YOUR OBJECTIVE -> Each entry needs to be retyped exactly, with nothing added or dropped.

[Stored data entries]
___

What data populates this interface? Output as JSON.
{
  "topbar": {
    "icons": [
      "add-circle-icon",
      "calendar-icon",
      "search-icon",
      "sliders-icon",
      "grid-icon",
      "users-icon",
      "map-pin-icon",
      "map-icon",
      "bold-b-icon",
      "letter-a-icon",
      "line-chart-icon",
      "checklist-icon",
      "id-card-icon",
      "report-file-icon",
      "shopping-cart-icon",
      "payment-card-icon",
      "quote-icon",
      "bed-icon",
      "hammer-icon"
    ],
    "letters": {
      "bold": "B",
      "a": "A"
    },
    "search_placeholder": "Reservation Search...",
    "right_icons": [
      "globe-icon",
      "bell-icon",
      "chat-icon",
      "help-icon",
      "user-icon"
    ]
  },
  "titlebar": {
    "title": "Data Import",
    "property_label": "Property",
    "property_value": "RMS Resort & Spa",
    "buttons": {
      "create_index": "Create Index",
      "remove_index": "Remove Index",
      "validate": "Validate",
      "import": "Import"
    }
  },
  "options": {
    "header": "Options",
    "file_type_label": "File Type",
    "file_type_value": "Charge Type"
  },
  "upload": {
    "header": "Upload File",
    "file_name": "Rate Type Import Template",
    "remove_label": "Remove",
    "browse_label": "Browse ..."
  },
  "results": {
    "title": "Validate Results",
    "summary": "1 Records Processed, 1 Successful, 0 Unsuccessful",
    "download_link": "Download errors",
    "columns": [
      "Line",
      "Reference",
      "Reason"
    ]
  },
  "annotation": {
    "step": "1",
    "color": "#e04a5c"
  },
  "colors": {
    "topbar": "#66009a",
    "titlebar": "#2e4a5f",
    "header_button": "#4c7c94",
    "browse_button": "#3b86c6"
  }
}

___

EXERCISE OUTPUT ->
What data populates this interface? Output as JSON.
{
  "topbar": {
    "icons": [
      "add-circle-icon",
      "calendar-icon",
      "search-icon",
      "sliders-icon",
      "grid-icon",
      "users-icon",
      "map-pin-icon",
      "map-icon",
      "bold-b-icon",
      "letter-a-icon",
      "line-chart-icon",
      "checklist-icon",
      "id-card-icon",
      "report-file-icon",
      "shopping-cart-icon",
      "payment-card-icon",
      "quote-icon",
      "bed-icon",
      "hammer-icon"
    ],
    "letters": {
      "bold": "B",
      "a": "A"
    },
    "search_placeholder": "Reservation Search...",
    "right_icons": [
      "globe-icon",
      "bell-icon",
      "chat-icon",
      "help-icon",
      "user-icon"
    ]
  },
  "titlebar": {
    "title": "Data Import",
    "property_label": "Property",
    "property_value": "RMS Resort & Spa",
    "buttons": {
      "create_index": "Create Index",
      "remove_index": "Remove Index",
      "validate": "Validate",
      "import": "Import"
    }
  },
  "options": {
    "header": "Options",
    "file_type_label": "File Type",
    "file_type_value": "Charge Type"
  },
  "upload": {
    "header": "Upload File",
    "file_name": "Rate Type Import Template",
    "remove_label": "Remove",
    "browse_label": "Browse ..."
  },
  "results": {
    "title": "Validate Results",
    "summary": "1 Records Processed, 1 Successful, 0 Unsuccessful",
    "download_link": "Download errors",
    "columns": [
      "Line",
      "Reference",
      "Reason"
    ]
  },
  "annotation": {
    "step": "1",
    "color": "#e04a5c"
  },
  "colors": {
    "topbar": "#66009a",
    "titlebar": "#2e4a5f",
    "header_button": "#4c7c94",
    "browse_button": "#3b86c6"
  }
}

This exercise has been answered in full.